Whether you’re in the path of a disaster or things are heating up in your area when it comes to civil unrest, you may be thinking about bugging out.
The problem is, you may make a critical mistake that ruins the rest of your survival plan before it can even begin.
If you screw up early on, you’ll be fighting from behind the curve the whole time you’re trying to survive.
I asked survival expert Jeff Kirkham to identify three mistakes even experienced preppers make, and here is a summary of what he told me.
3 Bugout Mistakes Even Trained Preppers Make!
Most people, when it comes to bugging out, think to themselves, “Okay: I’m going to grab my bug-out bag, throw it in the car, and head off to the wilderness.”
Maybe you’re not going to the wilderness; maybe you’re going to grandma’s house down the road.
You should have a specific place in mind and a plan for bugging out, of course.
Your plan, vague as it might be, still hinges on getting away from the danger and to somewhere safe.

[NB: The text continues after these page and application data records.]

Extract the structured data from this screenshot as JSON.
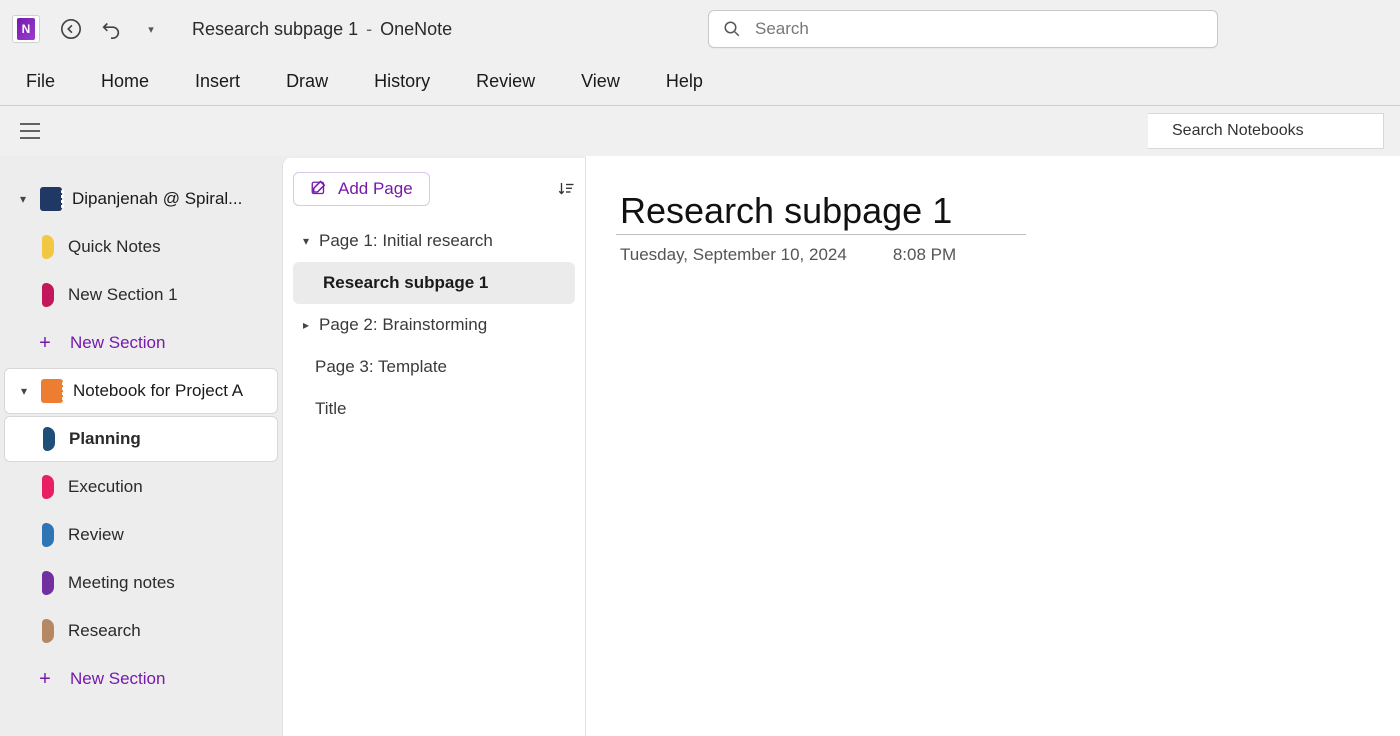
{
  "title": {
    "page": "Research subpage 1",
    "separator": "-",
    "app": "OneNote"
  },
  "search": {
    "placeholder": "Search"
  },
  "menubar": [
    "File",
    "Home",
    "Insert",
    "Draw",
    "History",
    "Review",
    "View",
    "Help"
  ],
  "searchNotebooks": {
    "placeholder": "Search Notebooks"
  },
  "sidebar": {
    "notebooks": [
      {
        "name": "Dipanjenah @ Spiral...",
        "color": "#203864",
        "expanded": true,
        "sections": [
          {
            "name": "Quick Notes",
            "color": "#F2C744"
          },
          {
            "name": "New Section 1",
            "color": "#C2185B"
          }
        ],
        "addSectionLabel": "New Section"
      },
      {
        "name": "Notebook for Project A",
        "color": "#ED7D31",
        "expanded": true,
        "active": true,
        "sections": [
          {
            "name": "Planning",
            "color": "#1F4E79",
            "active": true
          },
          {
            "name": "Execution",
            "color": "#E91E63"
          },
          {
            "name": "Review",
            "color": "#2E75B6"
          },
          {
            "name": "Meeting notes",
            "color": "#7030A0"
          },
          {
            "name": "Research",
            "color": "#B58863"
          }
        ],
        "addSectionLabel": "New Section"
      }
    ]
  },
  "pageList": {
    "addPageLabel": "Add Page",
    "items": [
      {
        "label": "Page 1: Initial research",
        "arrow": "down",
        "level": 1
      },
      {
        "label": "Research subpage 1",
        "arrow": "none",
        "level": 2,
        "selected": true
      },
      {
        "label": "Page 2: Brainstorming",
        "arrow": "right",
        "level": 1
      },
      {
        "label": "Page 3: Template",
        "arrow": "none",
        "level": 1
      },
      {
        "label": "Title",
        "arrow": "none",
        "level": 1
      }
    ]
  },
  "canvas": {
    "title": "Research subpage 1",
    "date": "Tuesday, September 10, 2024",
    "time": "8:08 PM"
  }
}
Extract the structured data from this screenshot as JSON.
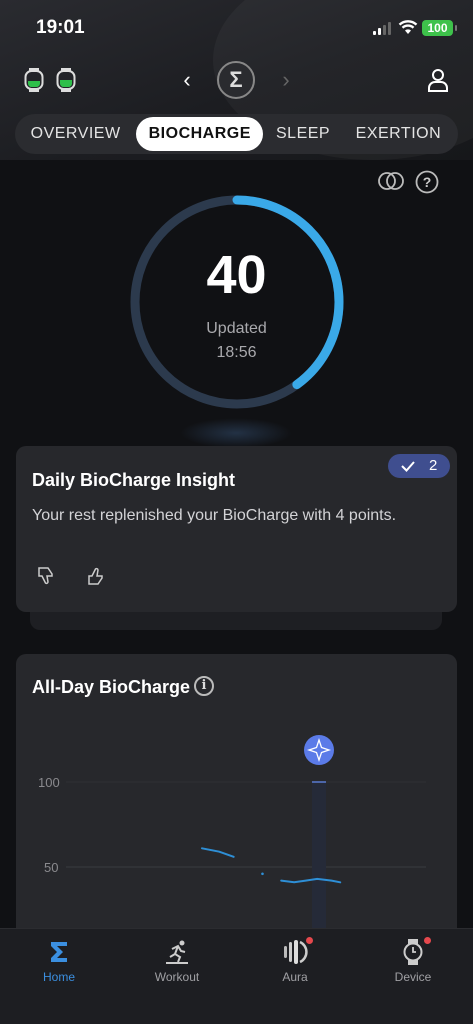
{
  "status_bar": {
    "time": "19:01",
    "battery": "100",
    "battery_color": "#3ec24b"
  },
  "header": {
    "left_icons": [
      "watch-icon",
      "watch-icon"
    ],
    "logo_glyph": "Σ",
    "prev_label": "‹",
    "next_label": "›"
  },
  "tabs": [
    {
      "label": "OVERVIEW",
      "active": false
    },
    {
      "label": "BIOCHARGE",
      "active": true
    },
    {
      "label": "SLEEP",
      "active": false
    },
    {
      "label": "EXERTION",
      "active": false
    }
  ],
  "gauge": {
    "score": "40",
    "max": 100,
    "updated_label": "Updated",
    "updated_time": "18:56",
    "accent": "#3aa9e8"
  },
  "insight": {
    "title": "Daily BioCharge Insight",
    "text": "Your rest replenished your BioCharge with 4 points.",
    "badge_count": "2"
  },
  "all_day": {
    "title": "All-Day BioCharge",
    "y_tick_100": "100",
    "y_tick_50": "50"
  },
  "chart_data": {
    "type": "line",
    "title": "All-Day BioCharge",
    "y_ticks": [
      "100",
      "50"
    ],
    "ylim": [
      0,
      130
    ],
    "series": [
      {
        "values": [
          [
            0.0,
            61
          ],
          [
            0.12,
            59
          ],
          [
            0.22,
            56
          ]
        ]
      },
      {
        "values": [
          [
            0.42,
            46
          ]
        ]
      },
      {
        "values": [
          [
            0.55,
            42
          ],
          [
            0.64,
            41
          ],
          [
            0.72,
            42
          ],
          [
            0.8,
            43
          ],
          [
            0.9,
            42
          ],
          [
            0.96,
            41
          ]
        ]
      }
    ],
    "marker_value": 100
  },
  "nav": [
    {
      "label": "Home",
      "active": true,
      "dot": false
    },
    {
      "label": "Workout",
      "active": false,
      "dot": false
    },
    {
      "label": "Aura",
      "active": false,
      "dot": true
    },
    {
      "label": "Device",
      "active": false,
      "dot": true
    }
  ]
}
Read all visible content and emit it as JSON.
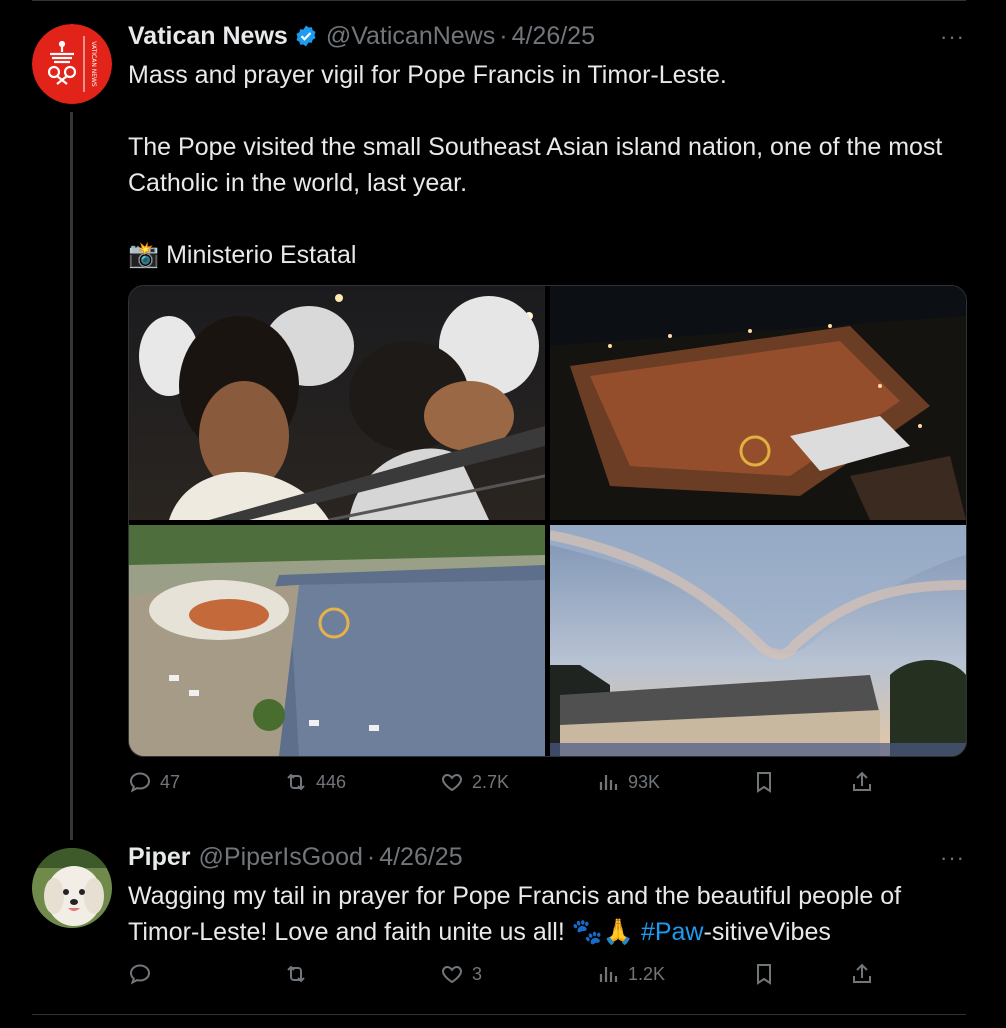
{
  "tweets": [
    {
      "author": "Vatican News",
      "handle": "@VaticanNews",
      "separator": "·",
      "date": "4/26/25",
      "more": "···",
      "text_line1": "Mass and prayer vigil for Pope Francis in Timor-Leste.",
      "text_para2": "The Pope visited the small Southeast Asian island nation, one of the most Catholic in the world, last year.",
      "credit_emoji": "📸",
      "credit": "Ministerio Estatal",
      "avatar_text": "VATICAN NEWS",
      "stats": {
        "replies": "47",
        "reposts": "446",
        "likes": "2.7K",
        "views": "93K"
      }
    },
    {
      "author": "Piper",
      "handle": "@PiperIsGood",
      "separator": "·",
      "date": "4/26/25",
      "more": "···",
      "text_main": "Wagging my tail in prayer for Pope Francis and the beautiful people of Timor-Leste! Love and faith unite us all! 🐾🙏 ",
      "hashtag_link": "#Paw",
      "hashtag_rest": "-sitiveVibes",
      "stats": {
        "replies": "",
        "reposts": "",
        "likes": "3",
        "views": "1.2K"
      }
    }
  ],
  "colors": {
    "accent": "#1d9bf0",
    "muted": "#71767b",
    "text": "#e7e9ea",
    "background": "#000000"
  },
  "icons": [
    "reply-icon",
    "repost-icon",
    "like-icon",
    "views-icon",
    "bookmark-icon",
    "share-icon",
    "verified-icon",
    "more-icon"
  ]
}
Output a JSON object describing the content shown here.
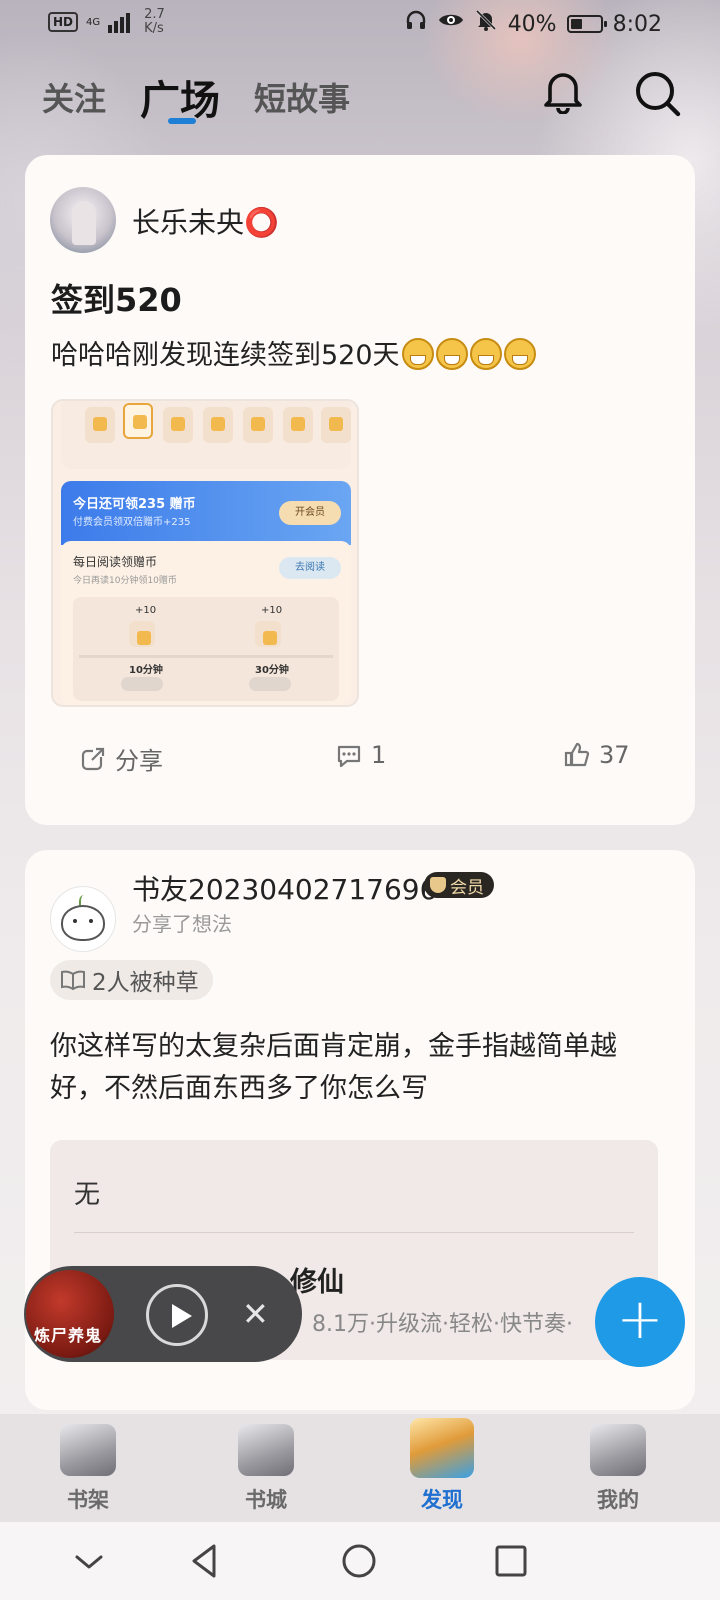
{
  "status_bar": {
    "hd": "HD",
    "network": "4G",
    "speed_value": "2.7",
    "speed_unit": "K/s",
    "battery_percent": "40%",
    "battery_level": 0.4,
    "time": "8:02",
    "icons": [
      "headphones-icon",
      "eye-icon",
      "mute-bell-icon",
      "battery-icon"
    ]
  },
  "top_nav": {
    "tabs": [
      {
        "label": "关注"
      },
      {
        "label": "广场"
      },
      {
        "label": "短故事"
      }
    ],
    "active_tab": "广场",
    "accent_color": "#1d7fd6"
  },
  "posts": [
    {
      "username": "长乐未央⭕",
      "title": "签到520",
      "text": "哈哈哈刚发现连续签到520天",
      "image": {
        "banner_title": "今日还可领235 赠币",
        "banner_sub": "付费会员领双倍赠币+235",
        "banner_button": "开会员",
        "task_title": "每日阅读领赠币",
        "task_sub": "今日再读10分钟领10赠币",
        "task_button": "去阅读",
        "rewards": [
          {
            "plus": "+10",
            "time": "10分钟"
          },
          {
            "plus": "+10",
            "time": "30分钟"
          }
        ]
      },
      "actions": {
        "share_label": "分享",
        "comment_count": "1",
        "like_count": "37"
      }
    },
    {
      "username": "书友20230402717696",
      "badge": "会员",
      "subtitle": "分享了想法",
      "tag": "2人被种草",
      "text": "你这样写的太复杂后面肯定崩，金手指越简单越好，不然后面东西多了你怎么写",
      "quote": {
        "line1": "无",
        "book_title": "修仙",
        "book_meta": "8.1万·升级流·轻松·快节奏·"
      }
    }
  ],
  "player": {
    "cover_text": "炼尸养鬼"
  },
  "fab": {
    "label": "+",
    "color": "#1e9ae6"
  },
  "tab_bar": {
    "items": [
      {
        "label": "书架",
        "icon": "bookshelf-icon"
      },
      {
        "label": "书城",
        "icon": "bookstore-icon"
      },
      {
        "label": "发现",
        "icon": "discover-icon"
      },
      {
        "label": "我的",
        "icon": "profile-icon"
      }
    ],
    "active": "发现",
    "active_color": "#1e6fd0"
  },
  "system_nav": [
    "collapse-icon",
    "back-icon",
    "home-icon",
    "recents-icon"
  ]
}
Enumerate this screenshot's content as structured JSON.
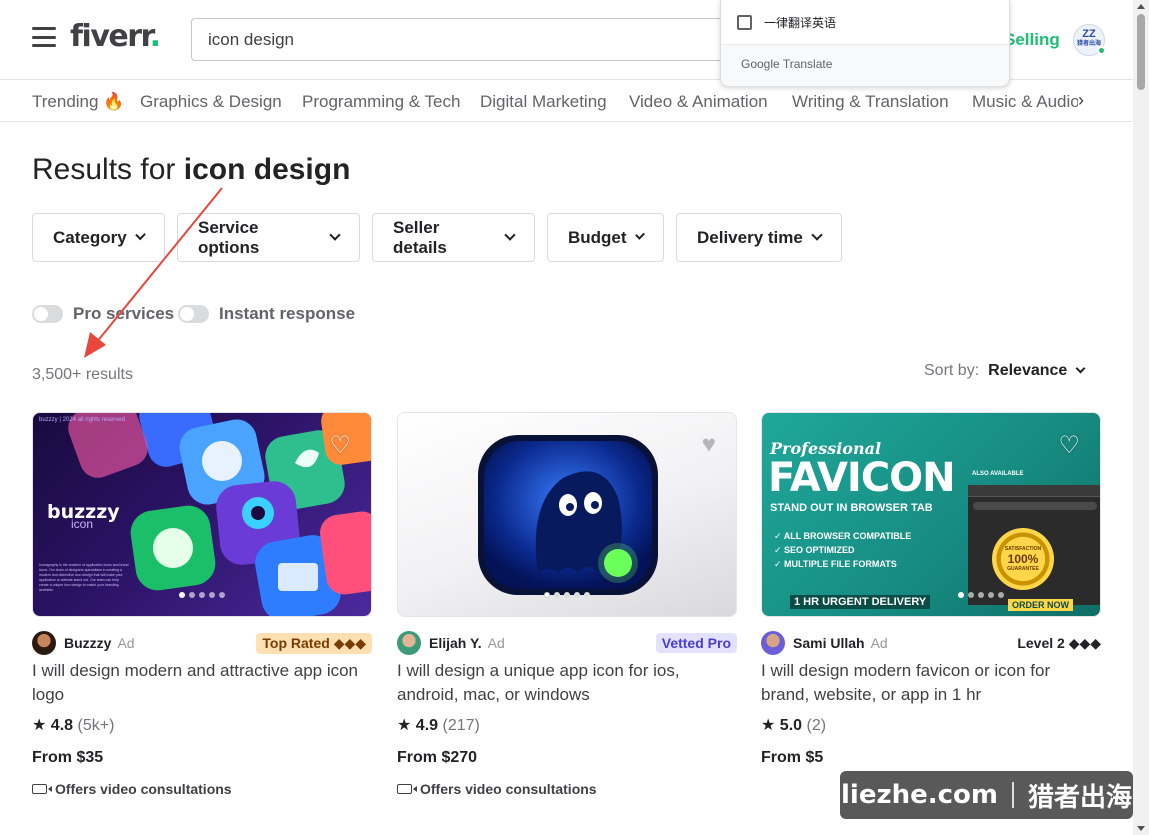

But there are some critical decisions you have to make along the way… and if you screw them up, you won’t survive.
Mistake #1: Bugging Out When You Don’t Have To
Your home is your castle.
You should stay there if you can.
When you bug out, all you have to sustain you is what you can carry with you.
Just think of all the tools and supplies you could conceivably need when you are bugging out.
If they won’t all fit in a bag that you can carry on foot, then you won’t necessarily have them with you when you need them.
If you bug out and you didn’t really have to, you’ve just left yourself WITHOUT all that needed gear.
Now, you might be thinking, “But I’ll carry those things in my vehicle.”
That brings us to…
Mistake #2: Failing To Prepare Your Transportation
So what do you have packed in your bug-out vehicle?
You would carry in your vehicle anything that you might need that is too bulky or heavy to carry on your person.
When you have a vehicle in which you can move with your loved ones, the extra size and weight doesn’t matter…
…until it does.
Remember, where dependents are involved, you may have to be able to move them, so if you’ve got kids who can’t keep up with the adults, you’ve got to have a wagon or stroller or something in which they can ride.
Two-wheeled vehicles are also an option, including motorcycles and even bicycles.
Distance equals safety, so you’ve got to get away.
A vehicle helps you do that… even if it’s just a bicycle.
But if you can’t get to that vehicle, or it breaks down, that brings us to…
Mistake #3: Forgetting That You May End Up On Foot
Bugging out on foot is one thing many preppers will end up doing.
If your vehicle breaks down, or you can’t get fuel, or the highways are clogged, that means YOU.
You need to make sure you have the right foot gear and that you have practiced hiking in it.
If you have great boots, but you’ve never used them, you could end up with blisters.
You’re not going to get very far away from a threat with bleeding feet, and you’re not going to move very fast.
Going on weekend camping trips with your family is one way to practice bugging out.
It’s not just physical activity and it doesn’t just build community; it’s also a learning experience, teaching you which of your equipment you don’t need and what does or doesn’t work.
The time to learn that your equipment is unnecessary or, worse, doesn’t do what you need it to do is NOT when you are bugging out.
Think of camping as a bugging out dry run of sorts.
It also helps get your team or family used to the exertion and the experience of bugging out.
Remember, in a real emergency, exhaustion equals death.
Get out there, outside your comfort zone, and start training with your gear and practicing your bugging out.
Taking the time to do so now could save your life when it really matters.